On corruption, it is my earnest opinion that this is at the very heart of almost all that ails India. Corruption impacts on everything around us. Akin to cancer, it eats into our entrails — the body politics — and taints and maims institutions. Tackle corruption and you are set free. India is set free.

I also consider case-law judges and lawyers to be prisoners of the past. The human condition is far too complex to fall back on judgements and precedents of the past. Case laws are important, but one needs to be innovative and open-minded. How does a great deal of personal wealth square with activism? American novelist Edith Wharton said — ‘the only way not to think of wealth is to have a great deal of it’.

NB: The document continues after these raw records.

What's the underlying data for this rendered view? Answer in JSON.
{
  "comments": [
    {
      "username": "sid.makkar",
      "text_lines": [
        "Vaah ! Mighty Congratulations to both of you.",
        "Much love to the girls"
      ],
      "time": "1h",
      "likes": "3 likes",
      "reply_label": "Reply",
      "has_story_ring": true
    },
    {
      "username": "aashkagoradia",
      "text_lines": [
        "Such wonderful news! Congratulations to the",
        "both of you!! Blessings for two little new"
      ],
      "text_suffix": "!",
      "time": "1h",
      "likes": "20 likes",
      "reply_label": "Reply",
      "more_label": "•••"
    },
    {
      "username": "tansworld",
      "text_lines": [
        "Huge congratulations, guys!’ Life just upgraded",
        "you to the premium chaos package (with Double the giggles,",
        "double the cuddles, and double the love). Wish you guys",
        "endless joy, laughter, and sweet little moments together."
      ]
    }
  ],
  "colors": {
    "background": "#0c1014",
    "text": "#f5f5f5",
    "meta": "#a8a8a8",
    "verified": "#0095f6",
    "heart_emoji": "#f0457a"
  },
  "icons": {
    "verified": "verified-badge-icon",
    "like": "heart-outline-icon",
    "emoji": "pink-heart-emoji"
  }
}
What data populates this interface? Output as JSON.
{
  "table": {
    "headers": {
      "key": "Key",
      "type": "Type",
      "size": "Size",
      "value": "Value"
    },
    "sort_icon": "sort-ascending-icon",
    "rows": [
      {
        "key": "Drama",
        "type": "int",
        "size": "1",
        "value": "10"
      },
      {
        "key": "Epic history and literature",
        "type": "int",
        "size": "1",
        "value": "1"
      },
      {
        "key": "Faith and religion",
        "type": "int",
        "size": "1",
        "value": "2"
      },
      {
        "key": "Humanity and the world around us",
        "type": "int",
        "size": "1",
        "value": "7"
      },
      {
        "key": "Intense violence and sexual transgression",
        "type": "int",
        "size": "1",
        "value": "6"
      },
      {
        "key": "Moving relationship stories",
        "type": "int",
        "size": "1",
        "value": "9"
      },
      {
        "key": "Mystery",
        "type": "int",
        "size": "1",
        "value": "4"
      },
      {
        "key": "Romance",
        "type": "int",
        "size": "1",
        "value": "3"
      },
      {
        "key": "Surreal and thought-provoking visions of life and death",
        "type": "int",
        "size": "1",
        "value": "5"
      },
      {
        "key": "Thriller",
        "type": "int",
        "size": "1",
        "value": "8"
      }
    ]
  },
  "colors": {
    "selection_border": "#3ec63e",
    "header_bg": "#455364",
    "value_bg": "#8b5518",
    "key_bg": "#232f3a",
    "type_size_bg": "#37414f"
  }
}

I see no dichotomy there. First, this idea of enormous personal fortune has been overdone. Yes, we — the family — are moderately wealthy and since I had the luxury — early in my life — of staying with my father and sharing his office space, I did not have to chase cases to make money or pursue the conventional lawyering career. I could devote time to ‘causes’ and PIL work. It’s been a great boon, as wealth allows you the opportunity to be engaged full-time in wider social issues.

Would you rate the Judge Loya Case and the various verdicts that have been issued on this case as the most scandalous cover-up in the history of India’s Supreme Court?

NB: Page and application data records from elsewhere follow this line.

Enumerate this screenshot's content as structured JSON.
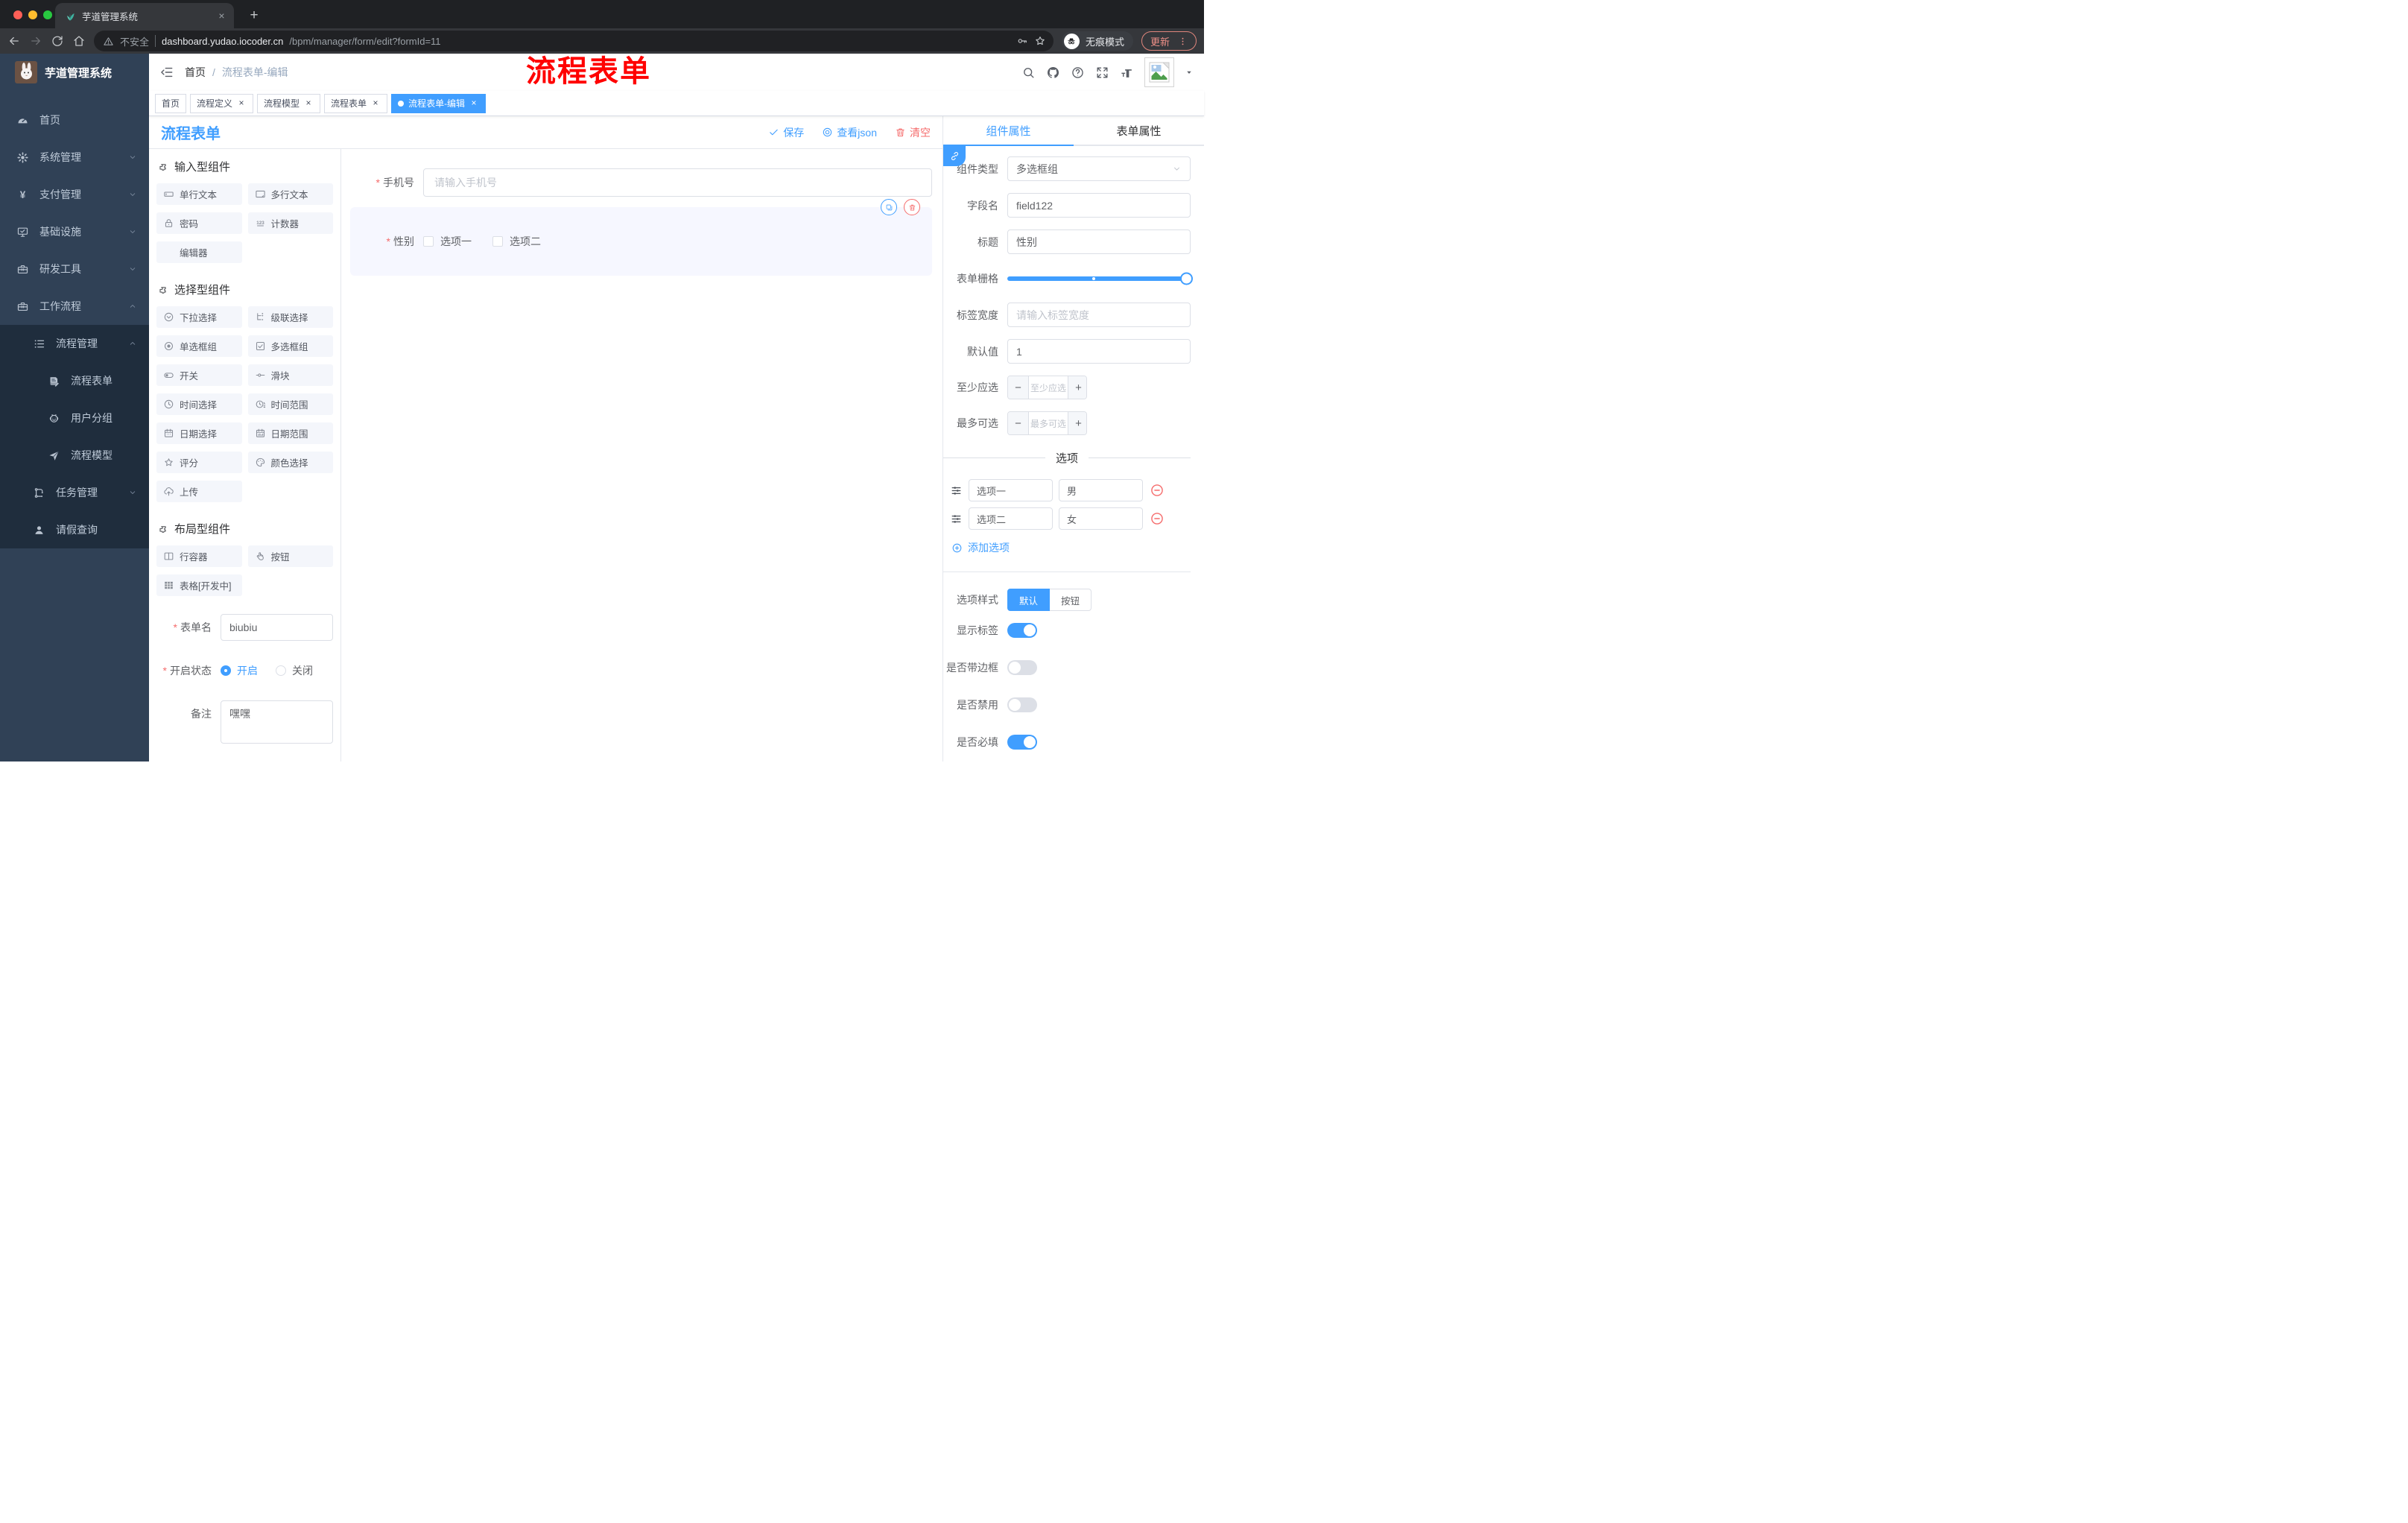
{
  "theme": {
    "accent": "#409eff",
    "danger": "#f56c6c",
    "overlay_red": "#ff0000",
    "sidebar_bg": "#304156",
    "submenu_bg": "#1f2d3d"
  },
  "browser": {
    "tab_title": "芋道管理系统",
    "security": "不安全",
    "url_host": "dashboard.yudao.iocoder.cn",
    "url_path": "/bpm/manager/form/edit?formId=11",
    "incognito": "无痕模式",
    "update": "更新"
  },
  "sidebar": {
    "title": "芋道管理系统",
    "menu": [
      {
        "icon": "dashboard-icon",
        "label": "首页",
        "chevron": null
      },
      {
        "icon": "gear-icon",
        "label": "系统管理",
        "chevron": "down"
      },
      {
        "icon": "yen-icon",
        "label": "支付管理",
        "chevron": "down"
      },
      {
        "icon": "monitor-icon",
        "label": "基础设施",
        "chevron": "down"
      },
      {
        "icon": "toolbox-icon",
        "label": "研发工具",
        "chevron": "down"
      },
      {
        "icon": "briefcase-icon",
        "label": "工作流程",
        "chevron": "up"
      }
    ],
    "submenu": [
      {
        "icon": "flow-list-icon",
        "label": "流程管理",
        "level": 2,
        "chevron": "up"
      },
      {
        "icon": "doc-edit-icon",
        "label": "流程表单",
        "level": 3,
        "chevron": null
      },
      {
        "icon": "robot-icon",
        "label": "用户分组",
        "level": 3,
        "chevron": null
      },
      {
        "icon": "send-icon",
        "label": "流程模型",
        "level": 3,
        "chevron": null
      },
      {
        "icon": "tree-icon",
        "label": "任务管理",
        "level": 2,
        "chevron": "down"
      },
      {
        "icon": "user-icon",
        "label": "请假查询",
        "level": 2,
        "chevron": null
      }
    ]
  },
  "header": {
    "breadcrumb_home": "首页",
    "breadcrumb_sep": "/",
    "breadcrumb_current": "流程表单-编辑",
    "overlay_title": "流程表单"
  },
  "tags": [
    {
      "label": "首页",
      "active": false,
      "closable": false
    },
    {
      "label": "流程定义",
      "active": false,
      "closable": true
    },
    {
      "label": "流程模型",
      "active": false,
      "closable": true
    },
    {
      "label": "流程表单",
      "active": false,
      "closable": true
    },
    {
      "label": "流程表单-编辑",
      "active": true,
      "closable": true
    }
  ],
  "designer": {
    "page_title": "流程表单",
    "actions": {
      "save": "保存",
      "view_json": "查看json",
      "clear": "清空"
    },
    "palette_sections": [
      {
        "title": "输入型组件",
        "items": [
          {
            "icon": "input-icon",
            "label": "单行文本"
          },
          {
            "icon": "textarea-icon",
            "label": "多行文本"
          },
          {
            "icon": "password-icon",
            "label": "密码"
          },
          {
            "icon": "counter-icon",
            "label": "计数器"
          },
          {
            "icon": null,
            "label": "编辑器"
          }
        ]
      },
      {
        "title": "选择型组件",
        "items": [
          {
            "icon": "select-icon",
            "label": "下拉选择"
          },
          {
            "icon": "cascader-icon",
            "label": "级联选择"
          },
          {
            "icon": "radio-icon",
            "label": "单选框组"
          },
          {
            "icon": "checkbox-icon",
            "label": "多选框组"
          },
          {
            "icon": "switch-icon",
            "label": "开关"
          },
          {
            "icon": "slider-icon",
            "label": "滑块"
          },
          {
            "icon": "time-icon",
            "label": "时间选择"
          },
          {
            "icon": "time-range-icon",
            "label": "时间范围"
          },
          {
            "icon": "date-icon",
            "label": "日期选择"
          },
          {
            "icon": "date-range-icon",
            "label": "日期范围"
          },
          {
            "icon": "rate-icon",
            "label": "评分"
          },
          {
            "icon": "color-icon",
            "label": "颜色选择"
          },
          {
            "icon": "upload-icon",
            "label": "上传"
          }
        ]
      },
      {
        "title": "布局型组件",
        "items": [
          {
            "icon": "row-icon",
            "label": "行容器"
          },
          {
            "icon": "button-icon",
            "label": "按钮"
          },
          {
            "icon": "table-icon",
            "label": "表格[开发中]"
          }
        ]
      }
    ],
    "meta": {
      "form_name_label": "表单名",
      "form_name_value": "biubiu",
      "status_label": "开启状态",
      "status_options": [
        {
          "label": "开启",
          "checked": true
        },
        {
          "label": "关闭",
          "checked": false
        }
      ],
      "remark_label": "备注",
      "remark_value": "嘿嘿"
    },
    "canvas": {
      "phone": {
        "label": "手机号",
        "placeholder": "请输入手机号"
      },
      "gender": {
        "label": "性别",
        "options": [
          "选项一",
          "选项二"
        ]
      }
    }
  },
  "props": {
    "tabs": [
      {
        "label": "组件属性",
        "active": true
      },
      {
        "label": "表单属性",
        "active": false
      }
    ],
    "component_type": {
      "label": "组件类型",
      "value": "多选框组"
    },
    "field_name": {
      "label": "字段名",
      "value": "field122"
    },
    "title_row": {
      "label": "标题",
      "value": "性别"
    },
    "grid_row": {
      "label": "表单栅格"
    },
    "label_width": {
      "label": "标签宽度",
      "placeholder": "请输入标签宽度"
    },
    "default_value": {
      "label": "默认值",
      "value": "1"
    },
    "min_select": {
      "label": "至少应选",
      "placeholder": "至少应选"
    },
    "max_select": {
      "label": "最多可选",
      "placeholder": "最多可选"
    },
    "options_title": "选项",
    "options": [
      {
        "label": "选项一",
        "value": "男"
      },
      {
        "label": "选项二",
        "value": "女"
      }
    ],
    "add_option": "添加选项",
    "option_style": {
      "label": "选项样式",
      "choices": [
        {
          "label": "默认",
          "active": true
        },
        {
          "label": "按钮",
          "active": false
        }
      ]
    },
    "switches": [
      {
        "label": "显示标签",
        "on": true
      },
      {
        "label": "是否带边框",
        "on": false
      },
      {
        "label": "是否禁用",
        "on": false
      },
      {
        "label": "是否必填",
        "on": true
      }
    ]
  }
}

The Caravan magazine has done extensive investigative work on this case. There is no doubt in my mind that the CJI [Chief Justice of India] has been compromised and pressure was put on the courts. There are also audio tapes confirming payments to the judiciary to obtain a favourable verdict. Bench-fixing is rampant and Caravan magazine has questioned pivotal evidence, namely, whether Judge Loya even stayed at Ravi Bhawan, Nagpur, the alleged scene of death.

You are an avid reader of science fiction. Please share with our readers, the favourite authors you love to read. What are you reading now? Why have you not written after your early work The Case that Shocked India?

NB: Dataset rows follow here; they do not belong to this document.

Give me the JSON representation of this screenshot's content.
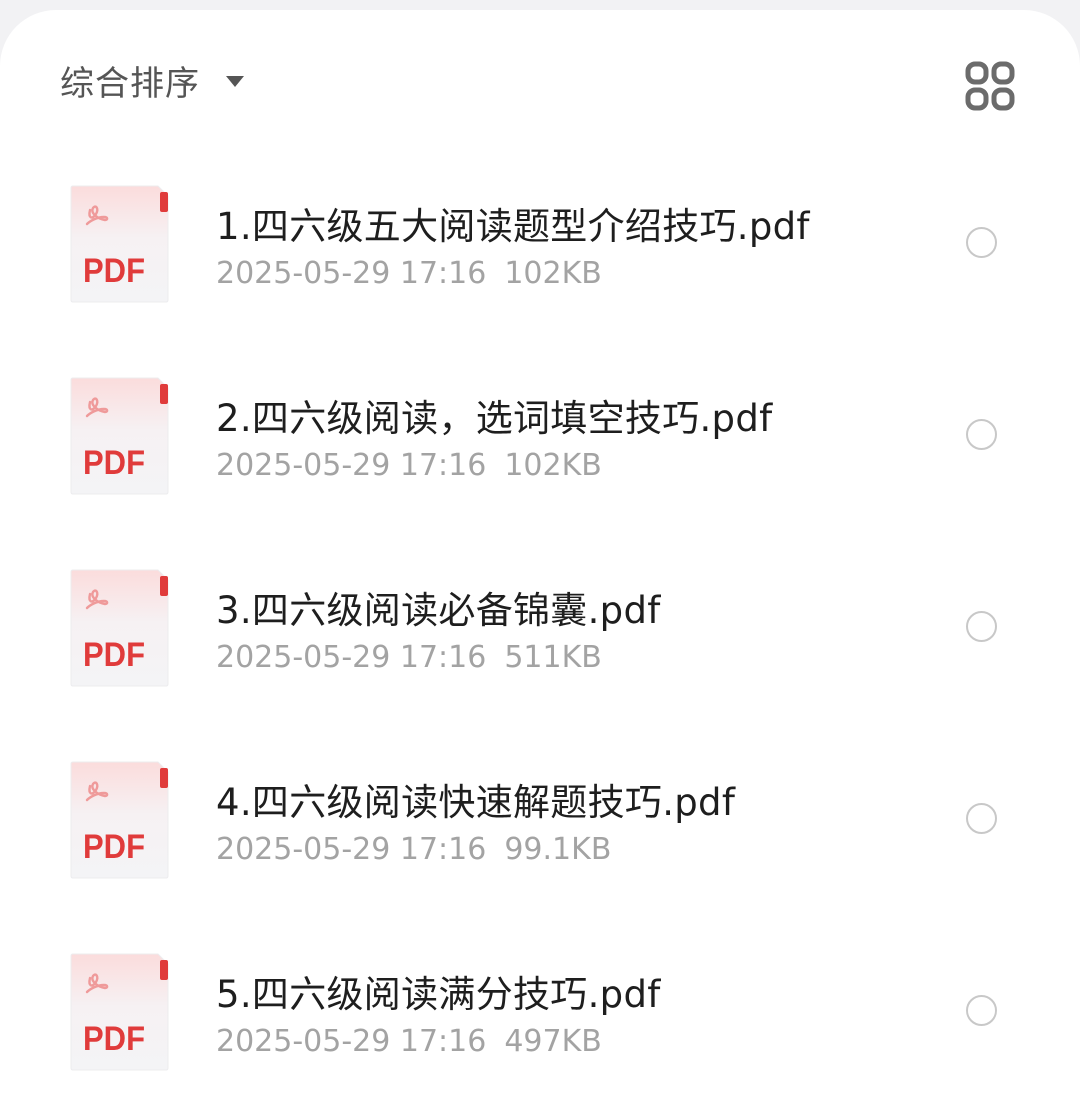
{
  "toolbar": {
    "sort_label": "综合排序",
    "sort_icon": "caret-down-icon",
    "view_toggle_icon": "grid-view-icon"
  },
  "files": [
    {
      "name": "1.四六级五大阅读题型介绍技巧.pdf",
      "date": "2025-05-29 17:16",
      "size": "102KB",
      "type_label": "PDF",
      "selected": false
    },
    {
      "name": "2.四六级阅读，选词填空技巧.pdf",
      "date": "2025-05-29 17:16",
      "size": "102KB",
      "type_label": "PDF",
      "selected": false
    },
    {
      "name": "3.四六级阅读必备锦囊.pdf",
      "date": "2025-05-29 17:16",
      "size": "511KB",
      "type_label": "PDF",
      "selected": false
    },
    {
      "name": "4.四六级阅读快速解题技巧.pdf",
      "date": "2025-05-29 17:16",
      "size": "99.1KB",
      "type_label": "PDF",
      "selected": false
    },
    {
      "name": "5.四六级阅读满分技巧.pdf",
      "date": "2025-05-29 17:16",
      "size": "497KB",
      "type_label": "PDF",
      "selected": false
    }
  ],
  "colors": {
    "pdf_accent": "#e03b3b",
    "icon_background": "#f5f5f7",
    "title_text": "#1e1e1e",
    "meta_text": "#a3a3a3",
    "radio_border": "#c8c8c8",
    "sheet_background": "#ffffff"
  }
}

I love to read but don’t get the time to read. The last book I read was Arundhati Roy’s The Ministry of Utmost Happiness. She is one of my favourites. Yes, I love sci-fi but haven’t read any for a while. On penning books, I have an unpublished work of fiction. It is unlikely I will ever get it printed though; because I don’t find it good enough to be inked.

CJI Dipak Misra firmly believes the master of roster function and the special powers enshrined in his office are inalienable rights. Is this written into India’s Constitution? If so, have the founding fathers failed us?

The Constitution of India is silent on this issue. By precedent, this administrative function has been performed by the CJI. Earlier, master of roster was a routine task. However, in more recent times, this routine has taken an altogether new dimension. Indeed, in a hypothetical situation, an ambitious CJI and a strong prime minister can try and subvert the Constitution and rule of law. The founding fathers, therefore, ensured this right or privilege was not cast in stone.

Was Indira’s era of emergency less dangerous to democracy than Narendra Modi’s tactics — subterranean and the resort to stealth to control public institutions? Former Union minister Arun Shourie calls it “an undeclared Emergency”.

Yes. Mrs Gandhi undoubtedly started the slide, committed bureaucracy and judiciary, and shades of ‘I am the state’ etc were all her legacy, but that was a one-time aberration and there was nothing hidden about it. No stealth. Here, since it is invisible, it is more dangerous. Now even the RTI [Right to Information Act], a vital weapon of defence for the citizenry from an overbearing state, is under threat. The ‘Big Brother’ syndrome and ‘US-against-Them’ are here to stay unless Modi is unseated in 2019.

Ravi Menon is a Dubai-based writer, working on a series of essays on India and on a public service initiative called India Talks.